(Data about app and page elements)
=== Begin Enclosure ===

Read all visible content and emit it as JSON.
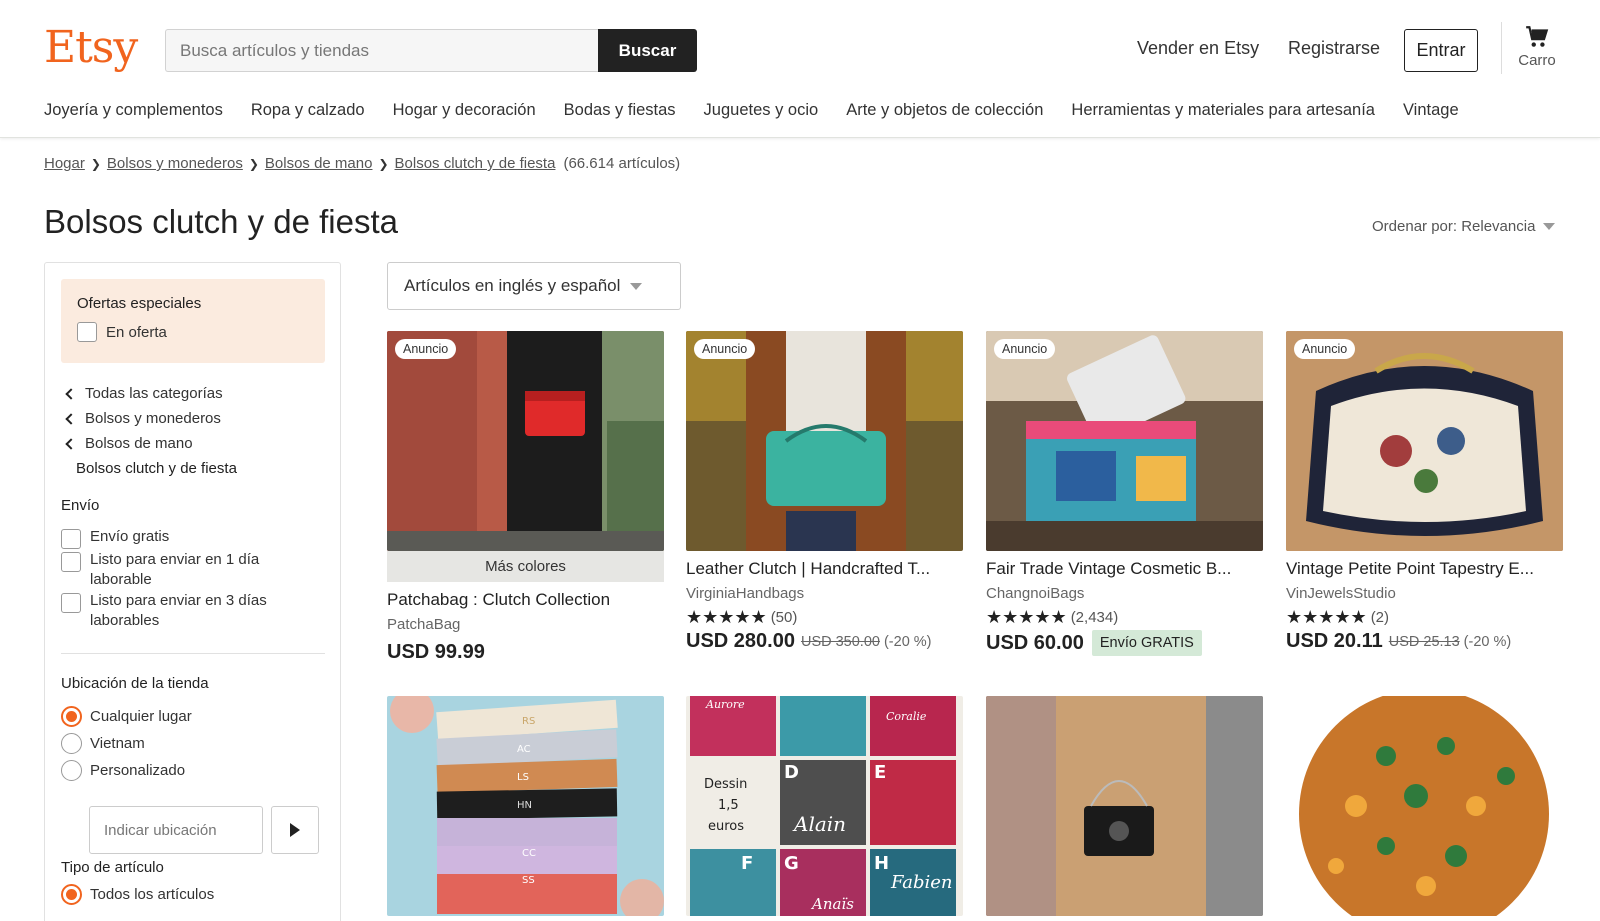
{
  "header": {
    "logo": "Etsy",
    "search_placeholder": "Busca artículos y tiendas",
    "search_button": "Buscar",
    "sell": "Vender en Etsy",
    "register": "Registrarse",
    "signin": "Entrar",
    "cart": "Carro"
  },
  "categories": [
    "Joyería y complementos",
    "Ropa y calzado",
    "Hogar y decoración",
    "Bodas y fiestas",
    "Juguetes y ocio",
    "Arte y objetos de colección",
    "Herramientas y materiales para artesanía",
    "Vintage"
  ],
  "breadcrumb": {
    "items": [
      "Hogar",
      "Bolsos y monederos",
      "Bolsos de mano",
      "Bolsos clutch y de fiesta"
    ],
    "count": "(66.614 artículos)"
  },
  "page_title": "Bolsos clutch y de fiesta",
  "sort": "Ordenar por: Relevancia",
  "sidebar": {
    "offers_title": "Ofertas especiales",
    "on_sale": "En oferta",
    "cat_nav": [
      "Todas las categorías",
      "Bolsos y monederos",
      "Bolsos de mano"
    ],
    "cat_current": "Bolsos clutch y de fiesta",
    "shipping_title": "Envío",
    "shipping": [
      "Envío gratis",
      "Listo para enviar en 1 día laborable",
      "Listo para enviar en 3 días laborables"
    ],
    "location_title": "Ubicación de la tienda",
    "locations": [
      "Cualquier lugar",
      "Vietnam",
      "Personalizado"
    ],
    "location_placeholder": "Indicar ubicación",
    "type_title": "Tipo de artículo",
    "types": [
      "Todos los artículos"
    ]
  },
  "language_select": "Artículos en inglés y español",
  "listings": [
    {
      "badge": "Anuncio",
      "more_colors": "Más colores",
      "title": "Patchabag : Clutch Collection",
      "shop": "PatchaBag",
      "price": "USD 99.99"
    },
    {
      "badge": "Anuncio",
      "title": "Leather Clutch | Handcrafted T...",
      "shop": "VirginiaHandbags",
      "stars": "★★★★★",
      "reviews": "(50)",
      "price": "USD 280.00",
      "old_price": "USD 350.00",
      "discount": "(-20 %)"
    },
    {
      "badge": "Anuncio",
      "title": "Fair Trade Vintage Cosmetic B...",
      "shop": "ChangnoiBags",
      "stars": "★★★★★",
      "reviews": "(2,434)",
      "price": "USD 60.00",
      "free_shipping": "Envío GRATIS"
    },
    {
      "badge": "Anuncio",
      "title": "Vintage Petite Point Tapestry E...",
      "shop": "VinJewelsStudio",
      "stars": "★★★★★",
      "reviews": "(2)",
      "price": "USD 20.11",
      "old_price": "USD 25.13",
      "discount": "(-20 %)"
    }
  ],
  "image_texts": {
    "initials": [
      "RS",
      "AC",
      "LS",
      "HN",
      "CC",
      "SS"
    ],
    "collage_names": [
      "Aurore",
      "Coralie",
      "Alain",
      "Fabien",
      "Anaïs"
    ],
    "collage_letters": [
      "D",
      "E",
      "F",
      "G",
      "H"
    ],
    "collage_note": [
      "Dessin",
      "1,5",
      "euros"
    ]
  }
}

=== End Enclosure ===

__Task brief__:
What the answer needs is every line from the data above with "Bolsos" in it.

__Response box__:
      "Bolsos y monederos",
      "Bolsos de mano",
      "Bolsos clutch y de fiesta"
  "page_title": "Bolsos clutch y de fiesta",
      "Bolsos y monederos",
      "Bolsos de mano"
    "cat_current": "Bolsos clutch y de fiesta",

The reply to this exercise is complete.